The Australian Competition and Consumer Commission (ACCC) has published its draft rules for the looming Consumer Data Right regime and is seeking feedback from consumers, businesses, and community organisations on the new data regulatory framework.
The Consumer Data Right was announced by government as a budget measure in May 2018. It lets consumers get easy access to their banking data – such as transaction histories – and have it transferred to service providers of their choice.
The consultation process would help further shape the CDR rules, which will roll out first in the banking sector, and then across energy and telecommunications.
ACCC Commissioner Sarah Court acknowledged there were several matters that needed to be finalised before the CDR regime can start. However, she believes the consultation would still enable the continued development of the policy, so that a pilot scheme can be launched as expected in July.
“The draft rules for the Consumer Data Right allow companies working in the banking sector to begin planning and move towards the start of the consumer data right in banking, with some greater detail and guidance as to how it will work,” she said.
“We also know there are a number of privacy advocates, consumer organisations and others who will be very interested to see these draft rules, and we welcome views.”
“We are continuing to work through important issues, such as guidance for potential.”
According to the CDR draft rules, there are three ways to request CDR data: product data requests, consumer data requests made by CDR consumers, and consumer data requests made by an accredited person on behalf of CDR consumers.
The draft also outlines rules relating to privacy safeguards, in which the ACCC notes it is considering introducing rules authorising the disclosure, with consumer’s consent, of a consumer’s CDR data by an accredited person to another accredited person.
Rules concerning what minimum information security controls must in place to limit risk of inappropriate or unauthorised access to a CDR data environment have also been outlined in the draft.
The release of the draft rules come after Labor pledged earlier this week that it will move a number of amendments concerning the CDR legislation after the Economics Legislation Committee tabled a report giving the controversial bill the green light, despite widespread concerns about it.
The Economics Legislation Committee last week tabled its report on the Consumer Data Right (CDR) legislation, which gives consumers and businesses a right of access to specified data about them held by other businesses.
The report contained only one recommendation: that the bill should be passed by Parliament unamended.

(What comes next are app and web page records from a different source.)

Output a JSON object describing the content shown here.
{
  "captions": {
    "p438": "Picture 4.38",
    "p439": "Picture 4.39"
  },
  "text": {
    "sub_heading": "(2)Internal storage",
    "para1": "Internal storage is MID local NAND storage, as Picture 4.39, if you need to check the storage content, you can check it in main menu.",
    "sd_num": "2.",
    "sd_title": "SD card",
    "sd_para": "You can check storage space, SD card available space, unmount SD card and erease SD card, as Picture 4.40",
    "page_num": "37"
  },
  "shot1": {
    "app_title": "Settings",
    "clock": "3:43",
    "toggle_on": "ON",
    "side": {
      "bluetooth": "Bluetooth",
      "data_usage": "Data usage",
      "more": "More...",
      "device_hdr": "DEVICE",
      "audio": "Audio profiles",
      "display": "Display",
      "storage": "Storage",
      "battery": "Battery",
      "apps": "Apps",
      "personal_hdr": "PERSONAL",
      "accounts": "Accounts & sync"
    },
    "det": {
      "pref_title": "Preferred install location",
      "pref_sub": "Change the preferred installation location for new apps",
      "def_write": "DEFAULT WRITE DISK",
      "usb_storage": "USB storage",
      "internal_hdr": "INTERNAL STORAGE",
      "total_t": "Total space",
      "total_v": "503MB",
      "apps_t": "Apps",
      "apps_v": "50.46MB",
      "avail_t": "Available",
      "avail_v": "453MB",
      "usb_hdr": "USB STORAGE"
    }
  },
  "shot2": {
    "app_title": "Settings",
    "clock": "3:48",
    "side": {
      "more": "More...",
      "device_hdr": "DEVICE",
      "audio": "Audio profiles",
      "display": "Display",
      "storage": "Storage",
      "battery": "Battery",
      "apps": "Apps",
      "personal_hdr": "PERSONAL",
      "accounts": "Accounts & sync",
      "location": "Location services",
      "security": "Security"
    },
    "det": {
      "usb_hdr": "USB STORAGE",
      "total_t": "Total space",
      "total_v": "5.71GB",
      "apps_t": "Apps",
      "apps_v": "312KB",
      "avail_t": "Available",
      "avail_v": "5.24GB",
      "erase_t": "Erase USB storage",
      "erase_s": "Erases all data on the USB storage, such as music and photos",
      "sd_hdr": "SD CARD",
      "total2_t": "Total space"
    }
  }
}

There have been widespread concerns that government is rushing the consultation phase in order to pass the legislation before the May election,
The consultation period for the CDR draft rules is open until 10 May 2019.